Labour’s economic policies, which would represent one of the most radical assaults on capitalism seen in a major western economy, include nationalizing the rail, utility and water companies, confiscating 10% of big companies’ shares, a move to a four-day week and higher taxes on the wealthy.

McDonnell said a Labour government would establish a series of new commissions to oversee corporate behavior. This would include an overarching business commission containing three separate watchdogs – a companies commission, a finance commission, and an enforcement commission.
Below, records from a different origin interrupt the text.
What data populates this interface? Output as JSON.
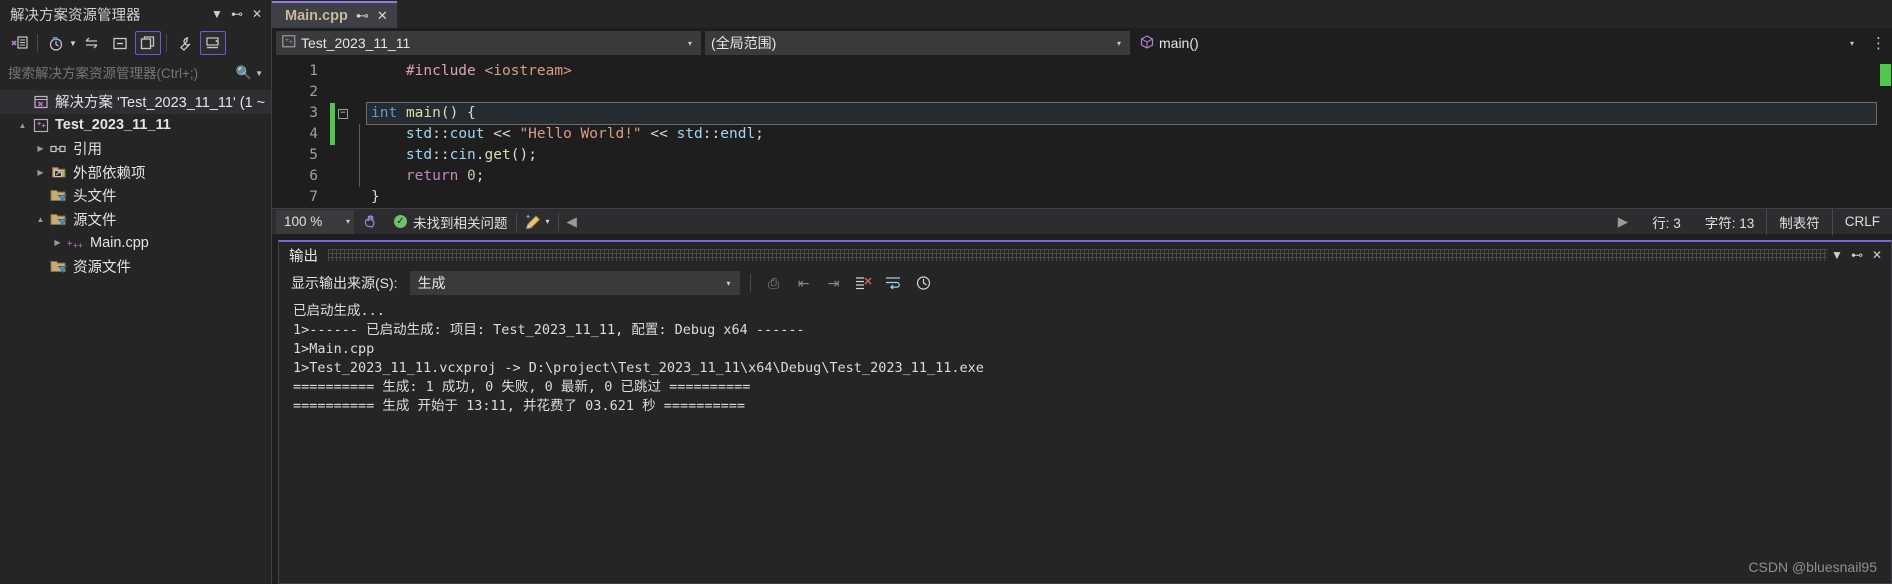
{
  "solution_explorer": {
    "title": "解决方案资源管理器",
    "title_buttons": [
      {
        "name": "dropdown",
        "glyph": "▼"
      },
      {
        "name": "pin",
        "glyph": "⊷"
      },
      {
        "name": "close",
        "glyph": "✕"
      }
    ],
    "toolbar": [
      {
        "name": "home-icon",
        "glyph": "⧉"
      },
      {
        "name": "pending-changes-icon",
        "glyph": "◷"
      },
      {
        "name": "sync-icon",
        "glyph": "⇆"
      },
      {
        "name": "collapse-all-icon",
        "glyph": "⊟"
      },
      {
        "name": "show-all-files-icon",
        "glyph": "❐"
      },
      {
        "name": "properties-icon",
        "glyph": "🔧"
      },
      {
        "name": "preview-icon",
        "glyph": "⛭"
      }
    ],
    "search_placeholder": "搜索解决方案资源管理器(Ctrl+;)",
    "search_value": "",
    "tree": [
      {
        "label": "解决方案 'Test_2023_11_11' (1 ~",
        "indent": 0,
        "expander": "",
        "icon": "solution-icon",
        "bold": false,
        "selected": true
      },
      {
        "label": "Test_2023_11_11",
        "indent": 1,
        "expander": "▲",
        "icon": "cpp-project-icon",
        "bold": true,
        "selected": false
      },
      {
        "label": "引用",
        "indent": 2,
        "expander": "▶",
        "icon": "references-icon",
        "bold": false,
        "selected": false
      },
      {
        "label": "外部依赖项",
        "indent": 2,
        "expander": "▶",
        "icon": "external-deps-icon",
        "bold": false,
        "selected": false
      },
      {
        "label": "头文件",
        "indent": 3,
        "expander": "",
        "icon": "filter-folder-icon",
        "bold": false,
        "selected": false
      },
      {
        "label": "源文件",
        "indent": 2,
        "expander": "▲",
        "icon": "filter-folder-icon",
        "bold": false,
        "selected": false
      },
      {
        "label": "Main.cpp",
        "indent": 3,
        "expander": "▶",
        "icon": "cpp-file-icon",
        "bold": false,
        "selected": false
      },
      {
        "label": "资源文件",
        "indent": 3,
        "expander": "",
        "icon": "filter-folder-icon",
        "bold": false,
        "selected": false
      }
    ]
  },
  "editor": {
    "tab": {
      "label": "Main.cpp",
      "pin_glyph": "⊷",
      "close_glyph": "✕"
    },
    "nav": {
      "project": "Test_2023_11_11",
      "scope": "(全局范围)",
      "member": "main()",
      "caret": "▾",
      "overflow": "⋮"
    },
    "code_lines": [
      {
        "n": "1",
        "changed": false,
        "fold": "",
        "guide": false,
        "highlight": false,
        "tokens": [
          {
            "t": "    ",
            "c": "tok-punct"
          },
          {
            "t": "#include",
            "c": "tok-pre"
          },
          {
            "t": " ",
            "c": "tok-punct"
          },
          {
            "t": "<iostream>",
            "c": "tok-hdr"
          }
        ]
      },
      {
        "n": "2",
        "changed": false,
        "fold": "",
        "guide": false,
        "highlight": false,
        "tokens": []
      },
      {
        "n": "3",
        "changed": true,
        "fold": "−",
        "guide": false,
        "highlight": true,
        "tokens": [
          {
            "t": "int",
            "c": "tok-kw"
          },
          {
            "t": " ",
            "c": "tok-punct"
          },
          {
            "t": "main",
            "c": "tok-fn"
          },
          {
            "t": "() {",
            "c": "tok-brace"
          }
        ]
      },
      {
        "n": "4",
        "changed": true,
        "fold": "",
        "guide": true,
        "highlight": false,
        "tokens": [
          {
            "t": "    ",
            "c": "tok-punct"
          },
          {
            "t": "std",
            "c": "tok-ns"
          },
          {
            "t": "::",
            "c": "tok-punct"
          },
          {
            "t": "cout",
            "c": "tok-ns"
          },
          {
            "t": " << ",
            "c": "tok-op"
          },
          {
            "t": "\"Hello World!\"",
            "c": "tok-str"
          },
          {
            "t": " << ",
            "c": "tok-op"
          },
          {
            "t": "std",
            "c": "tok-ns"
          },
          {
            "t": "::",
            "c": "tok-punct"
          },
          {
            "t": "endl",
            "c": "tok-ns"
          },
          {
            "t": ";",
            "c": "tok-punct"
          }
        ]
      },
      {
        "n": "5",
        "changed": false,
        "fold": "",
        "guide": true,
        "highlight": false,
        "tokens": [
          {
            "t": "    ",
            "c": "tok-punct"
          },
          {
            "t": "std",
            "c": "tok-ns"
          },
          {
            "t": "::",
            "c": "tok-punct"
          },
          {
            "t": "cin",
            "c": "tok-ns"
          },
          {
            "t": ".",
            "c": "tok-punct"
          },
          {
            "t": "get",
            "c": "tok-fn"
          },
          {
            "t": "();",
            "c": "tok-punct"
          }
        ]
      },
      {
        "n": "6",
        "changed": false,
        "fold": "",
        "guide": true,
        "highlight": false,
        "tokens": [
          {
            "t": "    ",
            "c": "tok-punct"
          },
          {
            "t": "return",
            "c": "tok-kwp"
          },
          {
            "t": " ",
            "c": "tok-punct"
          },
          {
            "t": "0",
            "c": "tok-num"
          },
          {
            "t": ";",
            "c": "tok-punct"
          }
        ]
      },
      {
        "n": "7",
        "changed": false,
        "fold": "",
        "guide": false,
        "highlight": false,
        "tokens": [
          {
            "t": "}",
            "c": "tok-brace"
          }
        ]
      }
    ],
    "status": {
      "zoom": "100 %",
      "zoom_caret": "▾",
      "hand_icon": "✋",
      "ok_glyph": "✓",
      "issues": "未找到相关问题",
      "brush_icon": "🖌",
      "brush_caret": "▾",
      "prev_arrow": "◀",
      "next_arrow": "▶",
      "line": "行: 3",
      "column": "字符: 13",
      "tabs": "制表符",
      "eol": "CRLF"
    }
  },
  "output": {
    "title": "输出",
    "header_buttons": [
      {
        "name": "dropdown",
        "glyph": "▼"
      },
      {
        "name": "pin",
        "glyph": "⊷"
      },
      {
        "name": "close",
        "glyph": "✕"
      }
    ],
    "source_label": "显示输出来源(S):",
    "source_value": "生成",
    "source_caret": "▾",
    "toolbar_buttons": [
      {
        "name": "save-output-icon",
        "glyph": "⎙",
        "enabled": false
      },
      {
        "name": "go-to-previous-icon",
        "glyph": "⇤",
        "enabled": false
      },
      {
        "name": "go-to-next-icon",
        "glyph": "⇥",
        "enabled": false
      },
      {
        "name": "clear-all-icon",
        "glyph": "✖",
        "enabled": true
      },
      {
        "name": "toggle-word-wrap-icon",
        "glyph": "⇌",
        "enabled": true
      },
      {
        "name": "history-icon",
        "glyph": "◷",
        "enabled": true
      }
    ],
    "lines": [
      "已启动生成...",
      "1>------ 已启动生成: 项目: Test_2023_11_11, 配置: Debug x64 ------",
      "1>Main.cpp",
      "1>Test_2023_11_11.vcxproj -> D:\\project\\Test_2023_11_11\\x64\\Debug\\Test_2023_11_11.exe",
      "========== 生成: 1 成功, 0 失败, 0 最新, 0 已跳过 ==========",
      "========== 生成 开始于 13:11, 并花费了 03.621 秒 =========="
    ]
  },
  "watermark": "CSDN @bluesnail95",
  "colors": {
    "accent_purple": "#7b68d9",
    "tab_text": "#c8b89a",
    "changed_green": "#4ec94e",
    "ok_green": "#6ec06e"
  }
}
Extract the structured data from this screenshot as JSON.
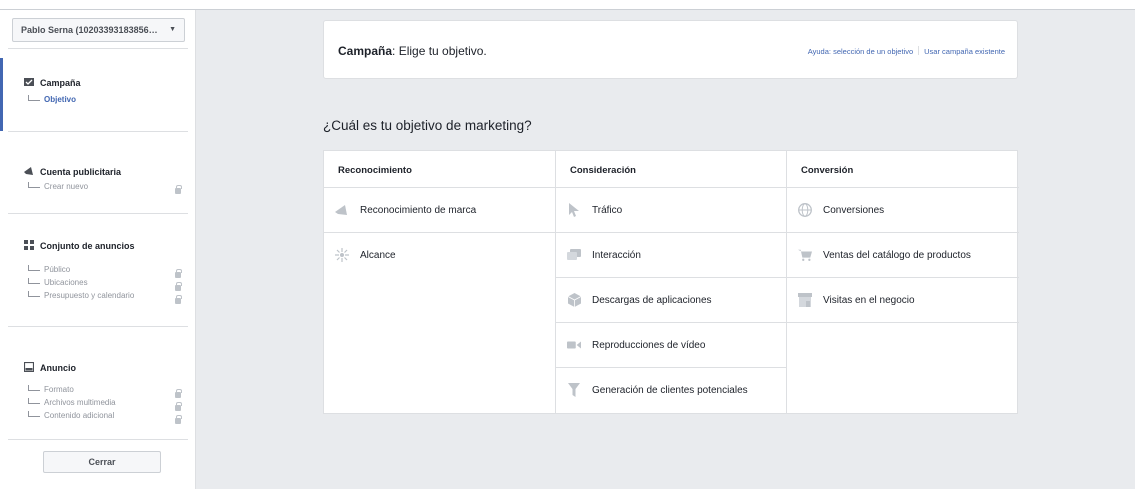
{
  "sidebar": {
    "account_selector": "Pablo Serna (10203393183856…",
    "campaign": {
      "title": "Campaña",
      "sub": "Objetivo"
    },
    "ad_account": {
      "title": "Cuenta publicitaria",
      "sub": "Crear nuevo"
    },
    "ad_set": {
      "title": "Conjunto de anuncios",
      "items": [
        "Público",
        "Ubicaciones",
        "Presupuesto y calendario"
      ]
    },
    "ad": {
      "title": "Anuncio",
      "items": [
        "Formato",
        "Archivos multimedia",
        "Contenido adicional"
      ]
    },
    "close_label": "Cerrar"
  },
  "header": {
    "title_bold": "Campaña",
    "title_rest": ": Elige tu objetivo.",
    "help_link": "Ayuda: selección de un objetivo",
    "existing_link": "Usar campaña existente"
  },
  "question": "¿Cuál es tu objetivo de marketing?",
  "objectives": {
    "awareness": {
      "title": "Reconocimiento",
      "items": [
        "Reconocimiento de marca",
        "Alcance"
      ]
    },
    "consideration": {
      "title": "Consideración",
      "items": [
        "Tráfico",
        "Interacción",
        "Descargas de aplicaciones",
        "Reproducciones de vídeo",
        "Generación de clientes potenciales"
      ]
    },
    "conversion": {
      "title": "Conversión",
      "items": [
        "Conversiones",
        "Ventas del catálogo de productos",
        "Visitas en el negocio"
      ]
    }
  },
  "colors": {
    "accent": "#4267b2",
    "icon_gray": "#bec3c9",
    "background": "#e9ebee"
  }
}
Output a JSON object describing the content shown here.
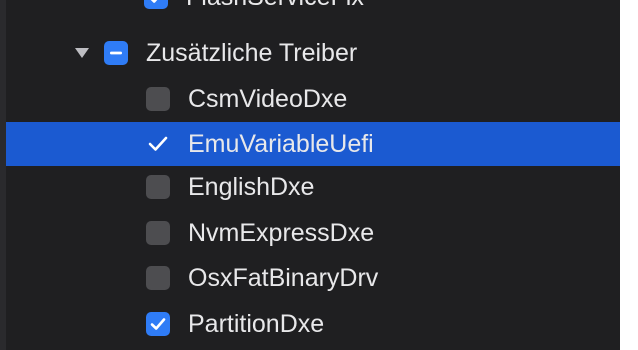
{
  "tree": {
    "rows": [
      {
        "label": "FlashServiceFix",
        "state": "checked"
      },
      {
        "label": "Zusätzliche Treiber",
        "state": "mixed",
        "expanded": true
      },
      {
        "label": "CsmVideoDxe",
        "state": "unchecked"
      },
      {
        "label": "EmuVariableUefi",
        "state": "checked",
        "selected": true
      },
      {
        "label": "EnglishDxe",
        "state": "unchecked"
      },
      {
        "label": "NvmExpressDxe",
        "state": "unchecked"
      },
      {
        "label": "OsxFatBinaryDrv",
        "state": "unchecked"
      },
      {
        "label": "PartitionDxe",
        "state": "checked"
      }
    ]
  },
  "colors": {
    "background": "#1f1f21",
    "selection": "#1b5ad1",
    "checkbox_checked": "#2f7cf6",
    "checkbox_unchecked": "#4d4d50",
    "text": "#e8e8ea"
  }
}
McDonnell was speaking as he launched a report, which he said shows the super rich bankroll Prime Minister Boris Johnson in return for tax breaks.

Labour said almost a third of Britain’s 151 billionaires have donated more than 50 million pounds to the Conservatives since 2005 in return for tax breaks for the wealthy and corporations worth 100 billion pounds.

The details of the Conservatives’ wealthy backers are released in a report “In the Pockets of the Few”.

They include former Conservative party treasurer Michael Spencer, businessman Michael Hintze, who has given more than 4 million pounds and theater producer John Gore, who was the party’s biggest donor last year.

The British public largely support Labour’s criticism of the super rich. More than half of voters say that nobody should be a billionaire and three quarters believe the richest should pay more tax, according to a YouGov poll.

McDonnell also said Labour will separate the Big Four’s audit businesses from other non-audit services such as consulting. He said a new statutory body would conduct audits of all financial services companies.

Reporting by Andrew MacAskill; editing by Guy Faulconbridge and Angus MacSwan